TUCSON, Ariz. -- Randy Johnson was speaking to reporters Sunday, but his words were directed toward the young players in the D-backs clubhouse. His message was simple: I'm here if you want to talk. Johnson was a hard-throwing young pitcher who often didn't know where his pitches were going to end up. He wanted to get better, so he sought out those he thought he could learn from. Whether it was Nolan Ryan or former Rangers pitching coach Tom House, he picked their brains.

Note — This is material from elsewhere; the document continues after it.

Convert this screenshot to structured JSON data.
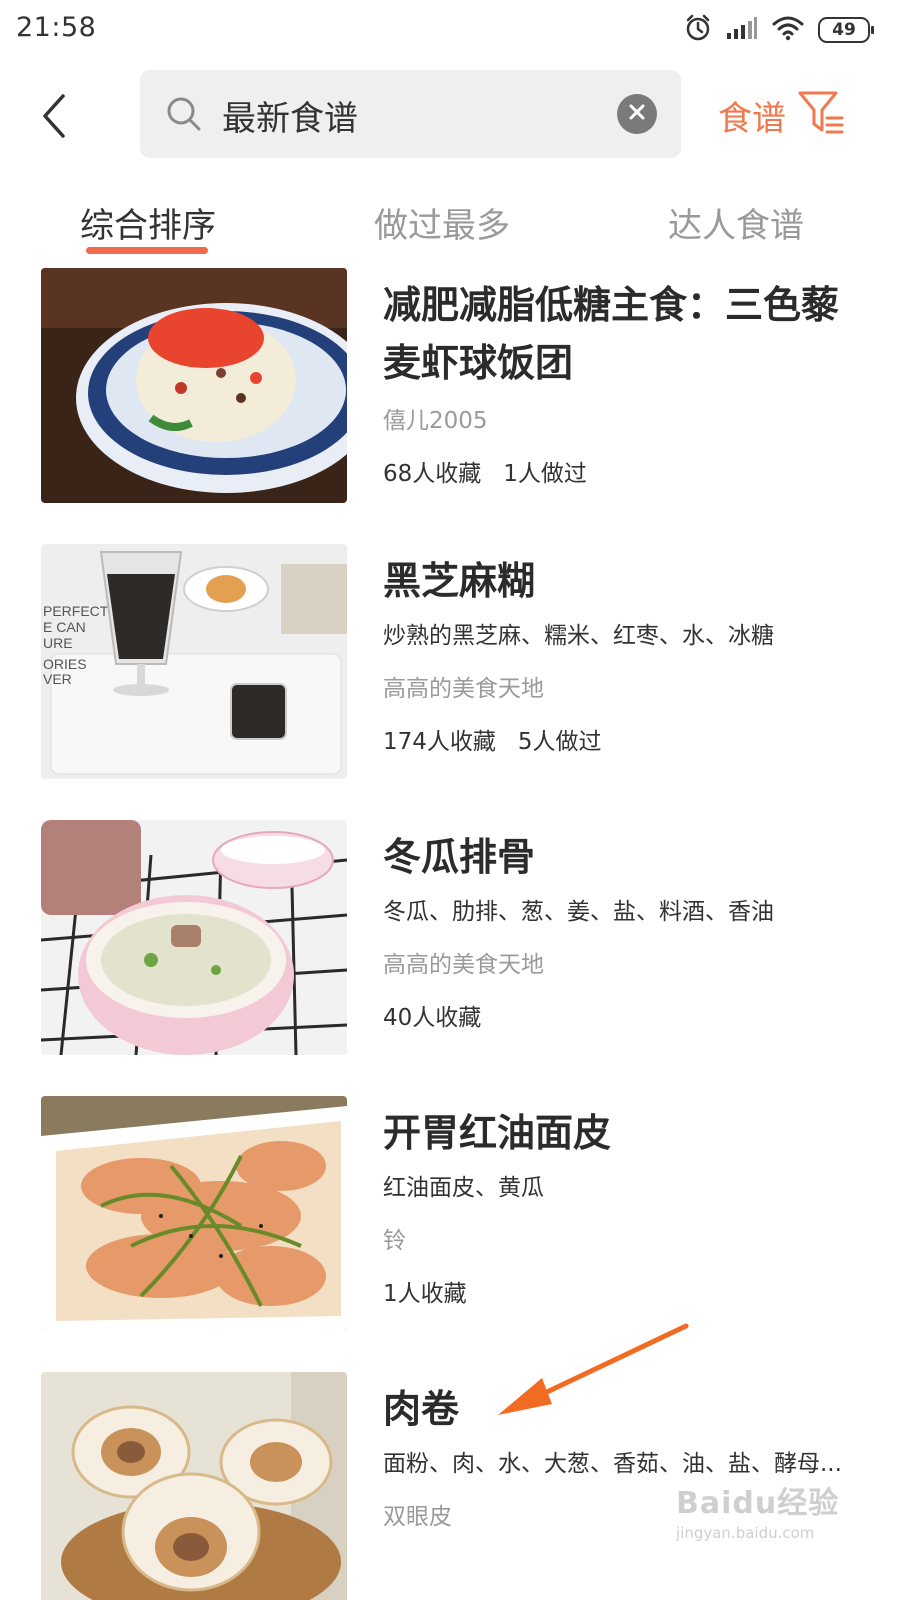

"I learned because I was inquisitive and wanted to learn, and sometimes to do that, you have to go outside and ask other places," Johnson said. "So I'd like to think that I'm a resource here for some of the young kids. Some of the things that I would tell them would hopefully just speed the process up." While the D-backs do have experienced pitchers like Brandon Webb, Livan Hernandez and Doug Davis in the rotation, they also have younger hurlers competing for the final couple of rotation spots. Johnson, who is targeting his return from offseason back surgery for early April, didn't limit his offer to just pitchers either. Any of his teammates should feel free to ask him questions. "I know when I was younger, I was inquisitive and I wanted to learn, and in order to want to learn, you have to go out and get that information," Johnson said. "People don't know you want to learn, so you have to go out and go to the appropriate outlets to get that. Someone might just be dying to learn something here, but I can't read minds as well as I used to. We're all here on the same team here, trying to get better. Obviously, if I were to see something in-game, I might say something." Speaking of Johnson: The Big Unit threw 61 pitches in his fourth bullpen session of the spring Sunday and for the first time mixed in some sliders and off-speed pitches. "Today was a pretty productive day as far as getting on the mound and throwing everything I've got and getting a feel for what I've got at this point," he said. "I was pretty pleased considering I hadn't thrown my breaking ball at all until today and it was good at times. Today we made strides in certain areas and continue to do that. That's what I'm looking for." Johnson will next throw a bullpen Wednesday in Surprise, Ariz., before the D-backs play the Rangers. After that, he will likely face hitters in a batting-practice session. Still more Randy: Johnson, 43, said that he would like to do some part-time coaching similar to what Jay Bell currently does for the D-backs once his career comes to a close. Bell is an advisor to manager Bob Melvin and helps the club during Spring Training and occasionally during the season. "I think younger kids are like sponges and they are dying for information, some of them, and some of them already feel like they know enough to get by," Johnson said. "But I'd love to help people in some capacity if they want it."
Steve Gilbert is a reporter for MLB.com. This story was not subject to the approval of Major League Baseball or its clubs.